Lauren Kessler is an award-winning author and immersion reporter. She is the author of seven nonfiction books, including Counterclockwise: My Year of Hypnosis, Hormones, Dark Chocolate, and Other Adventures in the World of Anti-aging, as well as My Teenage Werewolf: A Mother, a Daughter, a Journey Through the Thicket of Adolescence. Her journalism has appeared in the New York Times Magazine, Los Angeles Times Magazine, O, the Oprah Magazine, Ladies’ Home Journal, Woman’s Day, Prevention, and Salon. She also directs the graduate program in narrative journalism at the University of Oregon.
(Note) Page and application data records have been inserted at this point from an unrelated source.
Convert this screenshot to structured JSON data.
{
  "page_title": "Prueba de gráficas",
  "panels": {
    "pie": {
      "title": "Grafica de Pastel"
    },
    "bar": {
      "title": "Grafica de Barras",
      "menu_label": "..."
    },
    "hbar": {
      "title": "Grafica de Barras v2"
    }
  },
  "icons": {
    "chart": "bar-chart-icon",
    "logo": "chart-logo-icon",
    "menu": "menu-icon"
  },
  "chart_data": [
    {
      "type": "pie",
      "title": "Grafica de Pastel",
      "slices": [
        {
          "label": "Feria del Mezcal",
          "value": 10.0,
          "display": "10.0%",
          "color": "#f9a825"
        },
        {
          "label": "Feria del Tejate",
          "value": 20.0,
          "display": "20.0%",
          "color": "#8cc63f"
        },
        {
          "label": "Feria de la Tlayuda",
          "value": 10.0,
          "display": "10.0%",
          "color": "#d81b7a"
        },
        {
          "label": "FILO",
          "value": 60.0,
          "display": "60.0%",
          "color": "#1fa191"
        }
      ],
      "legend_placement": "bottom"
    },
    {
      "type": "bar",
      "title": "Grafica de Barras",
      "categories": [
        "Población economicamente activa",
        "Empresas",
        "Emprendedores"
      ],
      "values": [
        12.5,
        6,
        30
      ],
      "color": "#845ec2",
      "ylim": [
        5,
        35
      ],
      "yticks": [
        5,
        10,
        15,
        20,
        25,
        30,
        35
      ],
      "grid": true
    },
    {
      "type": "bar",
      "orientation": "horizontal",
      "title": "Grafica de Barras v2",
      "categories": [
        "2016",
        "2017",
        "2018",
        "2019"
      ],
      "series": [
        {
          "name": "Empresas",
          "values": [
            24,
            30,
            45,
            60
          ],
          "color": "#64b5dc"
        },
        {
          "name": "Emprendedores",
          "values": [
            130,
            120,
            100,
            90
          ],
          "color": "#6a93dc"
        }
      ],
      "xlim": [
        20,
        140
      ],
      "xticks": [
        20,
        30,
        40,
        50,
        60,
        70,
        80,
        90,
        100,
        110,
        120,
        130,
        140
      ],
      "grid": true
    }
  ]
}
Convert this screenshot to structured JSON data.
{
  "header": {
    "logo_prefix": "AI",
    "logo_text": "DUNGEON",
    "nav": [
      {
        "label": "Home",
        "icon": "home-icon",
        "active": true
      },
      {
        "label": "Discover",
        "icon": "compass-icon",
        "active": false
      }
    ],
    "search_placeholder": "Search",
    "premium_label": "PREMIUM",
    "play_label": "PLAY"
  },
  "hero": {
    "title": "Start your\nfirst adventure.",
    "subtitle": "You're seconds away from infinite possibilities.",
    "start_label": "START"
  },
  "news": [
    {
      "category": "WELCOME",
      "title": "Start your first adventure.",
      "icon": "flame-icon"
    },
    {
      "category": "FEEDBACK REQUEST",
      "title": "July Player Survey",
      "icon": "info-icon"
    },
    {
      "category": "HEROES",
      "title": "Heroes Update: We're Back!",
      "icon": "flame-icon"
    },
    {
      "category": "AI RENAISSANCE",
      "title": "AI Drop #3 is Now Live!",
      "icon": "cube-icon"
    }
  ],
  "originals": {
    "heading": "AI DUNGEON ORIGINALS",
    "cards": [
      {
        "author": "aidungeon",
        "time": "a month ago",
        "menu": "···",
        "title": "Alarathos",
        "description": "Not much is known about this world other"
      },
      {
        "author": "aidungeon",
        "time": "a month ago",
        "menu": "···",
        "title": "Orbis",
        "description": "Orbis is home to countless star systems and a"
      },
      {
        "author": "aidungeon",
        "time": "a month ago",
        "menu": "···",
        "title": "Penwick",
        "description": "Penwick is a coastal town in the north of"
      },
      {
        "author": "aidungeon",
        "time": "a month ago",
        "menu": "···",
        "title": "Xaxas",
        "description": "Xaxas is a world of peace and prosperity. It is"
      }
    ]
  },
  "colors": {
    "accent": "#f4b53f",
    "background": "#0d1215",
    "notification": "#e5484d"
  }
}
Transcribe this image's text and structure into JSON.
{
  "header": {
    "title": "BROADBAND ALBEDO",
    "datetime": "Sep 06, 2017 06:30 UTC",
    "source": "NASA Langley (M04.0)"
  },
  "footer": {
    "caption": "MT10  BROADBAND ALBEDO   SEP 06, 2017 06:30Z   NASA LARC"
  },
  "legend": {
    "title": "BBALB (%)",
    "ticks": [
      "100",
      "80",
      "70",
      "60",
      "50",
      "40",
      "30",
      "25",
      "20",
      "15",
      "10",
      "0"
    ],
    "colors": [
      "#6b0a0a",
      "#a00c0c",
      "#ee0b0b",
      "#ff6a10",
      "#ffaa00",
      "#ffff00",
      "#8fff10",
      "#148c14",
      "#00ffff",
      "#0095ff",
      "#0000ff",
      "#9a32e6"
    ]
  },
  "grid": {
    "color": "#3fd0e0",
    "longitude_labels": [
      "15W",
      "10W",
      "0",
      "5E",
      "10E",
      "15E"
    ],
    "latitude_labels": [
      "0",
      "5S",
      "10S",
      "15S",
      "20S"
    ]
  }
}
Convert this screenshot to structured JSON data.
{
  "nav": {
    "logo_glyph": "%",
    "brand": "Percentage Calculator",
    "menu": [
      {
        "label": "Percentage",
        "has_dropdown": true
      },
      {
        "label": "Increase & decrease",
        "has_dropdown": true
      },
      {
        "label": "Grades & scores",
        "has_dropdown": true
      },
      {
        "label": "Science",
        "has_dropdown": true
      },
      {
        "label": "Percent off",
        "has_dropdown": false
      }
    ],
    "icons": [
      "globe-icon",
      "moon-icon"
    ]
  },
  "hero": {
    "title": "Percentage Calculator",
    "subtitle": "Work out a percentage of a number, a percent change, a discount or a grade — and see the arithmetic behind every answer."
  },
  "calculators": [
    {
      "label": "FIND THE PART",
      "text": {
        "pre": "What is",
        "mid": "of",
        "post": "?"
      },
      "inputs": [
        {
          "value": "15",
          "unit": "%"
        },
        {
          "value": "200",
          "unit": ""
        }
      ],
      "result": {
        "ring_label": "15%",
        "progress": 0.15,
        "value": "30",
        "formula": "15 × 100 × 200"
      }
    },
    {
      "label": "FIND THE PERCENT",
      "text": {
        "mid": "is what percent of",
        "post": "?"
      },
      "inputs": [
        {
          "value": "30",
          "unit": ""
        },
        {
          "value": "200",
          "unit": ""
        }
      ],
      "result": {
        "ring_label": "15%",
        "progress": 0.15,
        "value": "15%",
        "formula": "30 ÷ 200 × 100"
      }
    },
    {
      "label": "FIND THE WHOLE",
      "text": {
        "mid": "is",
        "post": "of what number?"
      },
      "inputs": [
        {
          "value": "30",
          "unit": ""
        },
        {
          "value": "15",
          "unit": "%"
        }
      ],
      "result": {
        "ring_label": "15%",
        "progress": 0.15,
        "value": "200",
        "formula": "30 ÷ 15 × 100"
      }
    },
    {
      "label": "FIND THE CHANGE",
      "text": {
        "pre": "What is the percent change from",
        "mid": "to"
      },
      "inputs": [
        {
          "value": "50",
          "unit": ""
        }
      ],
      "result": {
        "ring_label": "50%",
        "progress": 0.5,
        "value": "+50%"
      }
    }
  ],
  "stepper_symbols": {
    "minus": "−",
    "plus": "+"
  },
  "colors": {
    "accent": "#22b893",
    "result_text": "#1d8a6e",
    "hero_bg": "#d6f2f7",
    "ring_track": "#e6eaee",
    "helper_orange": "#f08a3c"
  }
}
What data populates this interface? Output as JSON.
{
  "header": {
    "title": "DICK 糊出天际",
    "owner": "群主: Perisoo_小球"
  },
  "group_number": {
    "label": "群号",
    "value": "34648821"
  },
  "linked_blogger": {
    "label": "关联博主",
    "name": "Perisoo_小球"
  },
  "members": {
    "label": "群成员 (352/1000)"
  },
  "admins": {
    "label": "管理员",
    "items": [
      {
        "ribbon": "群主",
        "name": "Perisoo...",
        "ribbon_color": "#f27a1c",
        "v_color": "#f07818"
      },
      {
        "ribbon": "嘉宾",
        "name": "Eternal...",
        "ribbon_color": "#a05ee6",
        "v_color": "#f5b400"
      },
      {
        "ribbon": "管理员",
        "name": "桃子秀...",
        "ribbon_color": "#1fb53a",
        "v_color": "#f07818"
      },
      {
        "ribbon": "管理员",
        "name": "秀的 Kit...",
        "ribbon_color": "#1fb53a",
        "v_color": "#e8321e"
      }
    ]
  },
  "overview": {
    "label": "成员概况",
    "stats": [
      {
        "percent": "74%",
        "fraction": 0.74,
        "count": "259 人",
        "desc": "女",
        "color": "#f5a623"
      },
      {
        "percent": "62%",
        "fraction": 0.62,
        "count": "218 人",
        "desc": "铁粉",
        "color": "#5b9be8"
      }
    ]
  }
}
Leigh Purtill is a ballet instructor and choreographer in Los Angeles where she lives with her husband and charming poodle. She received her master’s degree in Film Production from Boston University and her bachelor’s in Anthropology and Dance from Mount Holyoke College. She is the author of four young adult novels from Penguin and HarperCollins. She is the artistic director of the Leigh Purtill Ballet Company, a nonprofit amateur ballet company for adults and she teaches ballet and jazz to adults both in person and online, Leigh Purtill Ballet. Read Leigh’s posts.